Through the generosity of Dr. Richard Milne (Arts 54, Meds 58) the Miller Museum is fortunate to have a full time dedicated classroom for the presentation of educational programs to school groups and any other group interested in learning about Earth Sciences and Engineering. A medical doctor in Kingston Ontario for many years, Dr. Milne was passionate about exposing people of all ages to the amazing world around them. Opened in 2011, the classroom features a changeable configuration of tables and chairs to seat groups of up to 30 students for a variety of hands-on, curriculum-linked educational programs. The classroom is fully equipped with binocular microscopes, computer-based projection equipment, samples, and other equipment to teach geology in an interactive, and fun, way!
Each year, approximately 100 groups come to the museum for hands-on instructor-led programs in the Milne classroom. Programs actively teach participants about the science of geology through touching of samples including real meteorites, dinosaur bones and other fossils, rocks and minerals, crystals and precious metal ores, and other samples. Experiments and activities for participants include learning mineral identification by doing hands-on tests with real samples and equipment, and searching for potential micrometeorites using microscopes. Special longer-duration programs have been developed and run during which students grow crystals in the classroom, or learn about resource extraction by "mining" iron from breakfast cereal!
The Miller Museum is also an active participant in Beyond Classrooms Kingston where an entire class relocates from their school to the museum classroom for a full week of all-day programming using the resources at the museum. The Miller Museum was the site of the initial pilot project for Beyond Classrooms in 2014 where the Open Minds concept (PDF, 2000 KB) for teaching was demonstrated to local school boards, paving the way for the implementation and growth of the program. In 2018, Beyond Classrooms programs are presented in 10 different sites across the city of Kingston. Thanks to the Canadian Geological Foundation for supporting Beyond Classrooms at the Miller Museum.

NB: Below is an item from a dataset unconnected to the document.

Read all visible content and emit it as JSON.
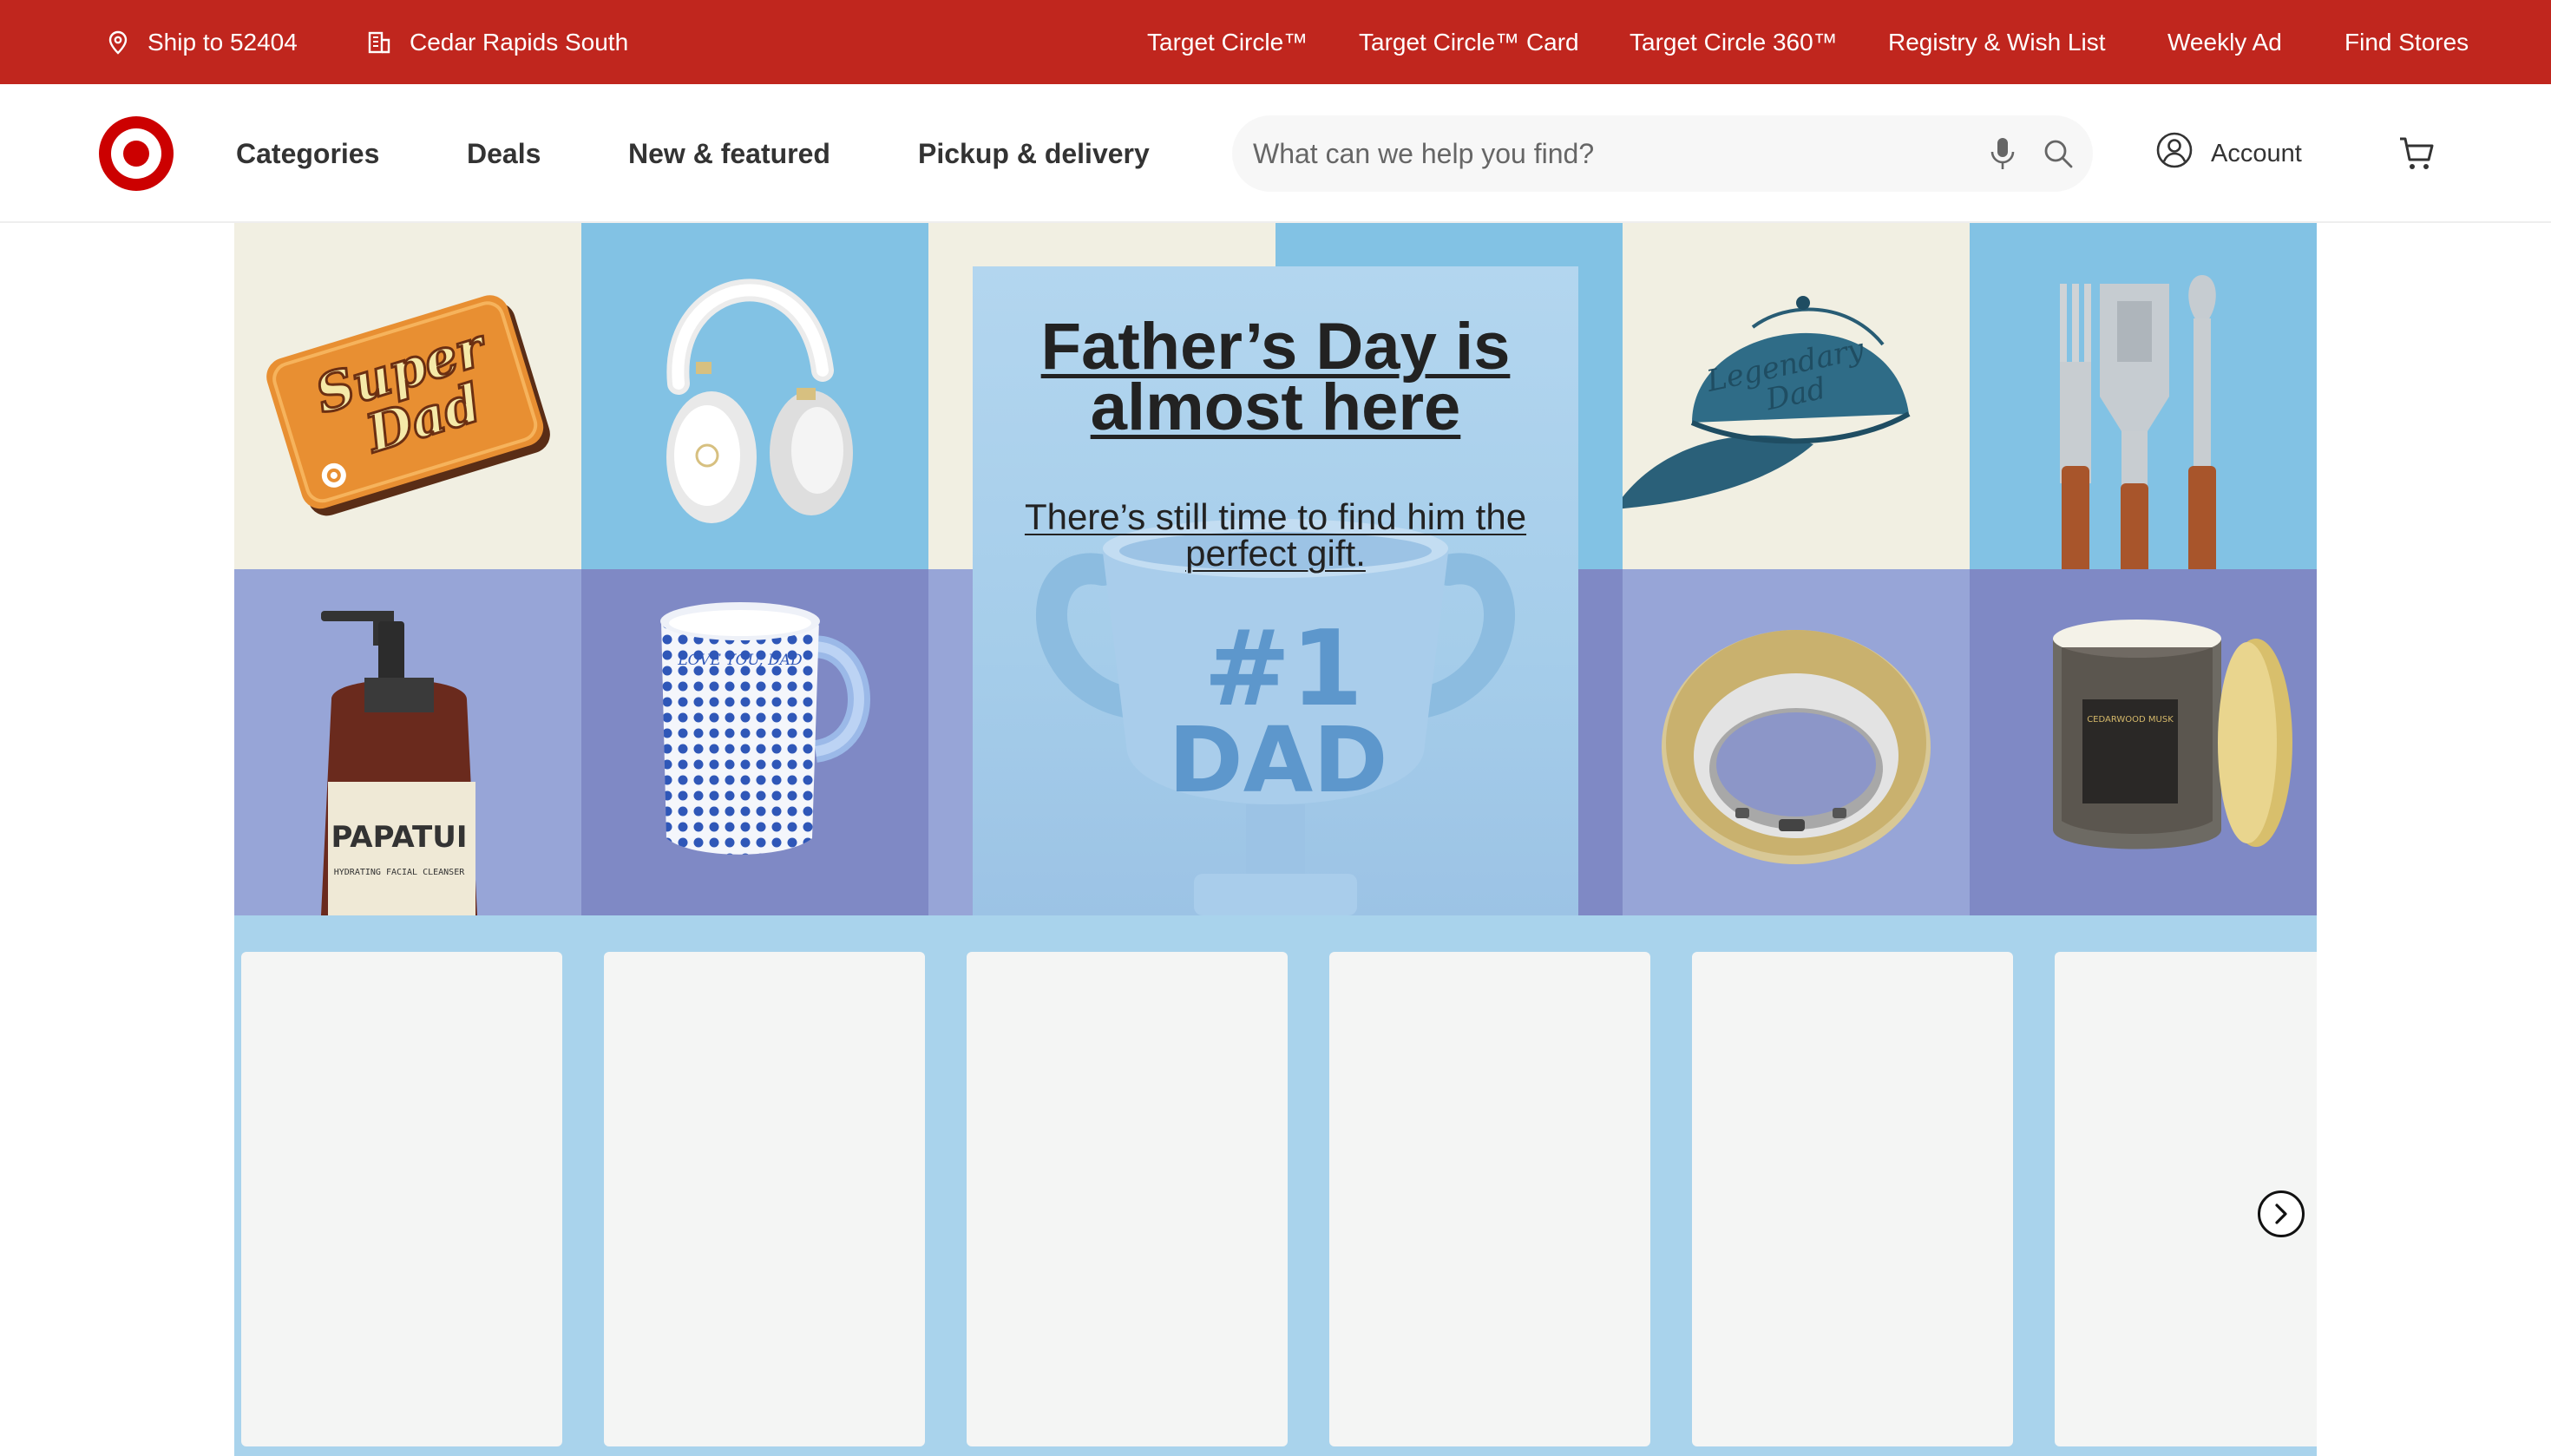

- 27 binocular microscopes for mineral, rock and fossil work (Thanks to The Canadian Geological Foundation for grant funding)
- Video camera-equipped Nikon Optiphot Petrographic Microscope for demonstration of crystal growing and thin section/petrology teaching (Thanks to Bruce Wilson for arranging the donation)
- Rolling lab demonstration cart, lab tables, and classroom construction (Thanks to Dr. Milne and family for making this possible)
- Computer Projection facilities, Internet access
- Teaching samples from the museum collections and the Department of Geological Sciences and Geological Engineering